Problem statement =
Where the records hold the string "icon", show the whole line it sits on.

Exercise data =
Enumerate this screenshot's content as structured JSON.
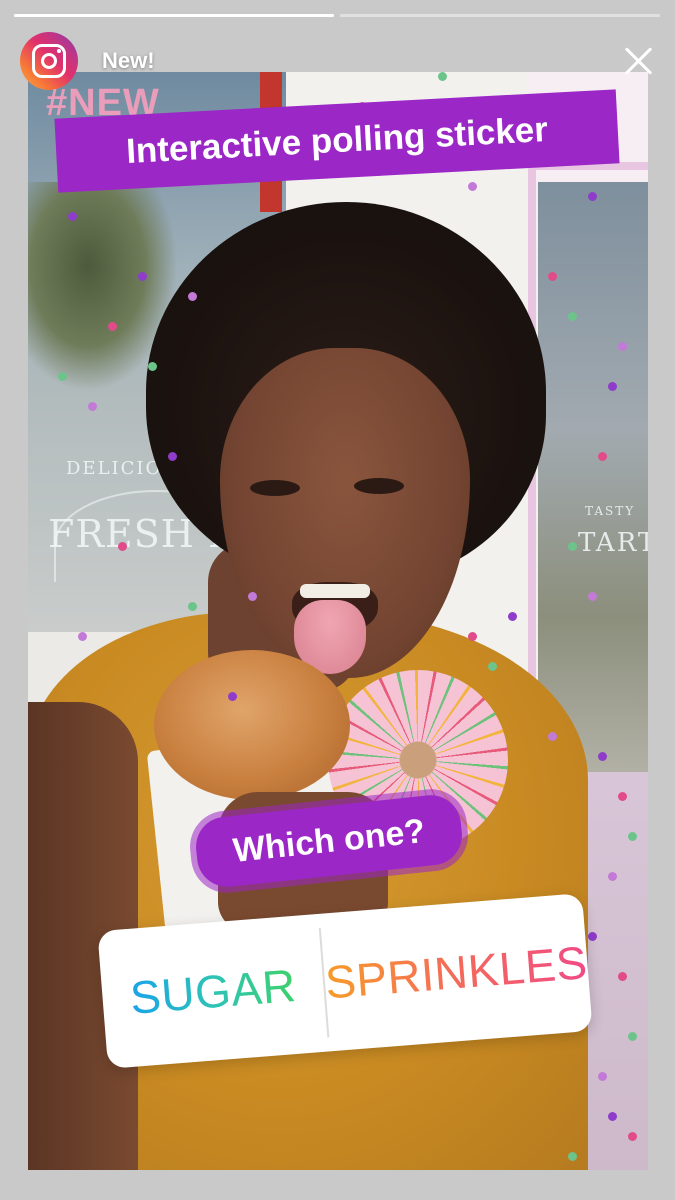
{
  "story": {
    "username": "New!",
    "progress_segments": [
      {
        "fill": 1.0
      },
      {
        "fill": 0.0
      },
      {
        "fill": 0.0
      }
    ],
    "close_icon": "close-icon",
    "avatar_icon": "instagram-logo-icon"
  },
  "photo": {
    "hashtag_text": "#NEW",
    "shop_sign_left_top": "DELICIO",
    "shop_sign_left_main": "FRESH PIES",
    "shop_sign_right_top": "TASTY",
    "shop_sign_right_main": "TARTS"
  },
  "caption": {
    "title": "Interactive polling sticker",
    "title_bg_color": "#9b27c7"
  },
  "poll": {
    "question": "Which one?",
    "question_bg_color": "#9b27c7",
    "options": [
      {
        "label": "SUGAR",
        "gradient": [
          "#1aa3e8",
          "#3ed16a"
        ]
      },
      {
        "label": "SPRINKLES",
        "gradient": [
          "#f79c2a",
          "#ef4b86"
        ]
      }
    ]
  },
  "confetti_colors": [
    "#8e3cc9",
    "#e14b8a",
    "#6cc48a",
    "#c27ad6"
  ]
}
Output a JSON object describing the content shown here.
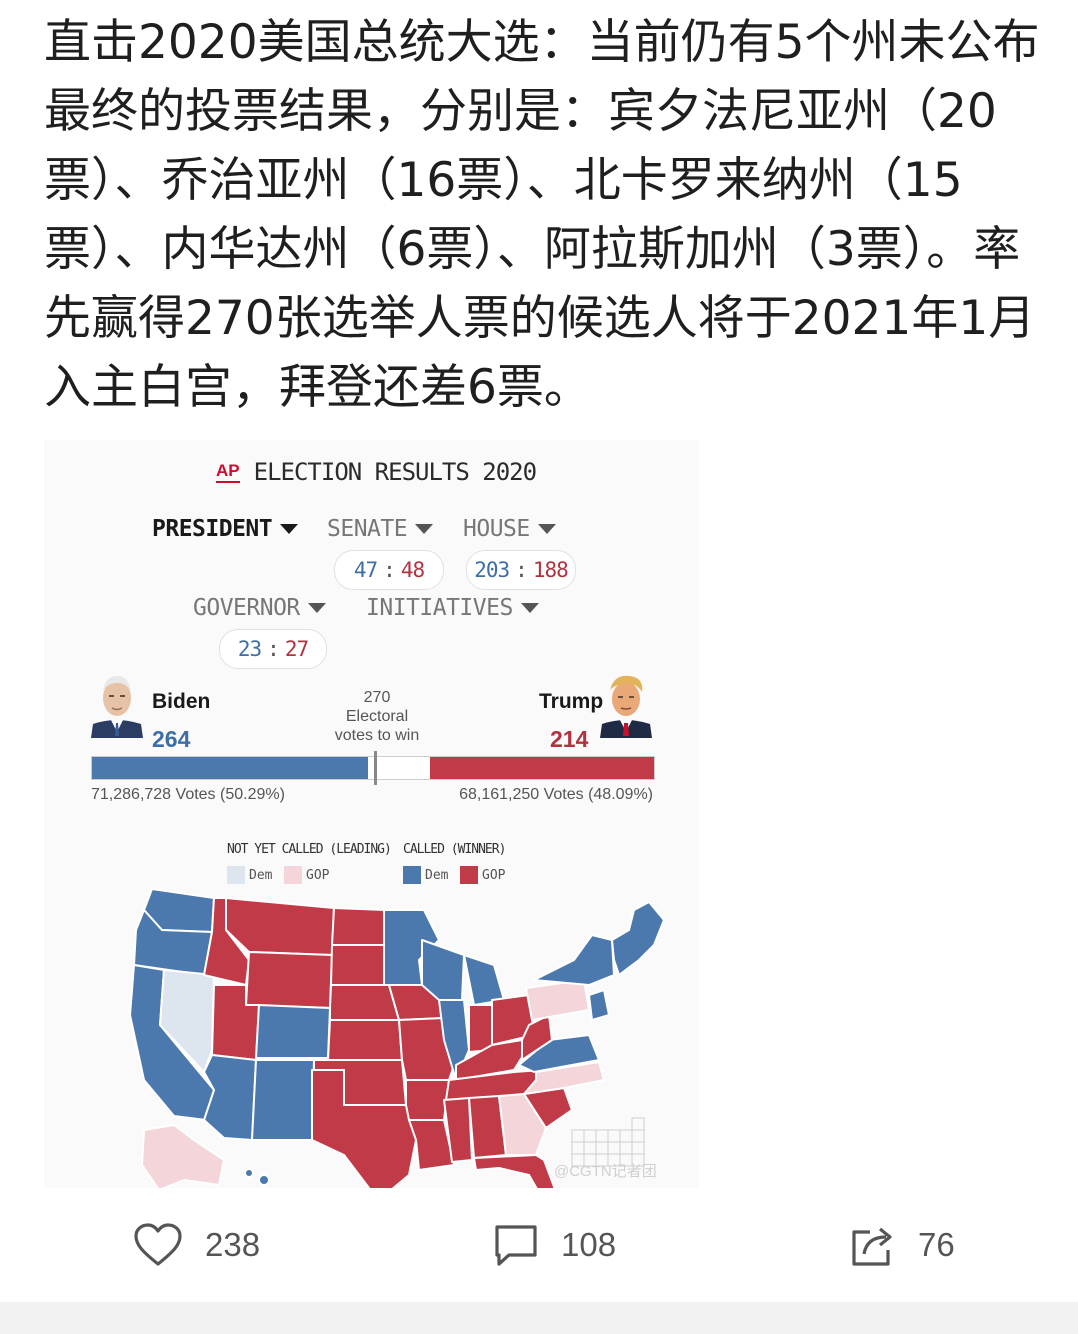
{
  "post": {
    "text": "直击2020美国总统大选：当前仍有5个州未公布最终的投票结果，分别是：宾夕法尼亚州（20票）、乔治亚州（16票）、北卡罗来纳州（15票）、内华达州（6票）、阿拉斯加州（3票）。率先赢得270张选举人票的候选人将于2021年1月入主白宫，拜登还差6票。"
  },
  "card": {
    "logo": "AP",
    "title": "ELECTION RESULTS 2020",
    "tabs": {
      "president": "PRESIDENT",
      "senate": "SENATE",
      "house": "HOUSE",
      "governor": "GOVERNOR",
      "initiatives": "INITIATIVES"
    },
    "senate": {
      "dem": "47",
      "gop": "48"
    },
    "house": {
      "dem": "203",
      "gop": "188"
    },
    "governor": {
      "dem": "23",
      "gop": "27"
    },
    "separator": ":",
    "biden": {
      "name": "Biden",
      "electoral": "264",
      "popular": "71,286,728 Votes (50.29%)"
    },
    "trump": {
      "name": "Trump",
      "electoral": "214",
      "popular": "68,161,250 Votes (48.09%)"
    },
    "threshold": {
      "number": "270",
      "line1": "Electoral",
      "line2": "votes to win"
    },
    "bar": {
      "total": 538,
      "dem": 264,
      "gop": 214
    },
    "legend": {
      "not_called": "NOT YET CALLED (LEADING)",
      "called": "CALLED (WINNER)",
      "dem": "Dem",
      "gop": "GOP"
    },
    "watermark": "@CGTN记者团"
  },
  "colors": {
    "dem_called": "#4c79ad",
    "gop_called": "#c13a48",
    "dem_leading": "#dde5ef",
    "gop_leading": "#f4d6da"
  },
  "actions": {
    "likes": "238",
    "comments": "108",
    "shares": "76"
  }
}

Answer for the task =
    "close_icon": "close-icon",
    "avatar_icon": "instagram-logo-icon"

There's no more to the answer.